Modern understanding goes back to a publication 300 years later, on 15 March 1864, by the Norwegian chemist Peter Waage (1833–1900) and his brother-in-law, the mathematician and chemist Cato Maximilian Guldberg (1836–1902), who propounded what has come to be known as the Law of Mass Action. The principle itself starts with the concept of affinity.
The Latin root fin- implied a boundary. The verb finire meant to mark out or form the boundary of a territory or other area, or to divide or demarcate separate areas. It therefore also meant to terminate or put an end to something and then to limit something in duration, scope, or extent. The corresponding noun, finis, meant any kind of limit, such as a boundary, the most remote part of a territory, or something aimed at a target. The noun confinium meant a common boundary between territories or a junction of the river with the sea.
Many English words come from this root. The simplest, fine, has many meanings, mostly relating to completion or a state of perfection. Finery is clothing that has reached such a peak. Finesse refers to purity or excellence, originally applied to precious metals or wine, but later coming to mean subtlety or tact in dealing with people, and even trickery; but in card games such as bridge, a finesse, although tricky in more than one way, is a legitimate strategy. Other words that signify endings include final, finale, finality, finalize, finish, and finite. When Andrew Marvell, in the process of seducing his coy mistress, wrote “The grave’s a fine and private place,/But none, I think, do there embrace” he was punning on “final”. A fine is also a penalty, marking the end of an affair; at one time it referred to a payment for release from prison. And finance originally referred to the ending of a debt by paying it.
A trepan (Greek τρύπανον, a borer) is an instrument for cutting a hole in the skull. When John Woodall invented a new instrument for doing this in the 1620s, he called it a trephine, echoing “trepan”, but referring to its three ends, in Latin tres fines (below).
The verb definire, to fix the limits of a place, to limit, or put an end to something, came by extension to mean to give an exact description of something, to define it. A definition draws a boundary around a term; it both includes everything that the subject involves and excludes, at least by implication, everything that it does not.
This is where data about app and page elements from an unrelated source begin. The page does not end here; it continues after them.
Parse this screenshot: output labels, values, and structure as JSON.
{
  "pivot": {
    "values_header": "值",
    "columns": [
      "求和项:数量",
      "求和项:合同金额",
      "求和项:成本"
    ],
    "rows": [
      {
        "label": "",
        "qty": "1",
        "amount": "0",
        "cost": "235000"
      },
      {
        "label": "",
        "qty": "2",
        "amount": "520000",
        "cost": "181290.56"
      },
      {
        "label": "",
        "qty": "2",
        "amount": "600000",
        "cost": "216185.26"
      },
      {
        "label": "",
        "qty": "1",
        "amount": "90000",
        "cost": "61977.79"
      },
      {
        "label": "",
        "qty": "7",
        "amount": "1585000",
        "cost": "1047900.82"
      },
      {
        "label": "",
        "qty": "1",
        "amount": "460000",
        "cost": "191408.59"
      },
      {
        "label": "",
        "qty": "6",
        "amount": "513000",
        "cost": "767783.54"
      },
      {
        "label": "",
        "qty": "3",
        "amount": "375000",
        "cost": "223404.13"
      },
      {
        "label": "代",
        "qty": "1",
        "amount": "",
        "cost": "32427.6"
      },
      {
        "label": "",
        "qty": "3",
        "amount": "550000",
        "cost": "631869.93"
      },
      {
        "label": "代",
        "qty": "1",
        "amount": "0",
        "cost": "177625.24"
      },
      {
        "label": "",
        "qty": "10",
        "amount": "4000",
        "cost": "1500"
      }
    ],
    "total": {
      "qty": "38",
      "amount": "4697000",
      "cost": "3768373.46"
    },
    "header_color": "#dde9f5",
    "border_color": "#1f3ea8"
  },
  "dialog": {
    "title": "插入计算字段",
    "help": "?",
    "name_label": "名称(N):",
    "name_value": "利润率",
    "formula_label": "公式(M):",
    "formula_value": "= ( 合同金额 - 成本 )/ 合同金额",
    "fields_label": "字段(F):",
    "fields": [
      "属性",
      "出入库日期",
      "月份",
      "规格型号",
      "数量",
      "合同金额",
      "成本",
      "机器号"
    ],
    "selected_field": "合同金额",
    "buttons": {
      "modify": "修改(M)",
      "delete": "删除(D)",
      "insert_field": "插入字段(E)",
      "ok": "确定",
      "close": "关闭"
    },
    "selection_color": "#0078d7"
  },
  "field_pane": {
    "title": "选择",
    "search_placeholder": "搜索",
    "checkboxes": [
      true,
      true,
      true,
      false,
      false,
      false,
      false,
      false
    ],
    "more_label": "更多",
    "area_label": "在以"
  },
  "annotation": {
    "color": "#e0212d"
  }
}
Aristotle referred to this as τό τί ἦν εἶναι, “that which is”, nothing more and nothing less.
The Latin adjective affinis meant bordering on something and, by extension, related to someone by kinship or marriage. Affinitas was relationship by marriage or between things. The concept of affinity as the chemical force that holds together dissimilar substances was ascribed by William Whewell (1794–1866) in 1840 to Herman Boerhaave (1668–1738), the influential Leiden physician and the author of Elementa chemiae. In Whewell’s words, “When we make a chemical solution, not only are the particles of the dissolved body separated from each other, but they are closely united to the particles of the solvent.”
The French chemist Claude Louis Berthollet (1748–1822) considered the driving force behind chemical reactions and established the relation between the mass of a substance and the rate at which it undergoes a chemical reaction. In his 1801 treatise Recherches sur les lois de l’affinité he referred to “the laws of the affinity by which bodies tend to join together or combine”. The relevance of chemical affinity to therapeutics was quickly recognized. Here, for example, is Jonathan Pereira in The Elements of Materia Medica (1854): “The action of a medicine on one organ rather than on another is accounted for on the chemical hypothesis, by assuming the existence of unequal affinities of the medicinal agent for different tissues”. Others later extended the concept to pharmacology’s “big idea”, that there must be specific elements in tissues on which drugs acted, which we now call receptors.
The concept of affinity set the stage for enunciation of the Law of Mass Action.
Jeffrey Aronson is a clinical pharmacologist, working in the Centre for Evidence Based Medicine in Oxford’s Nuffield Department of Primary Care Health Sciences. He is also president emeritus of the British Pharmacological Society.
Competing interests: None declared.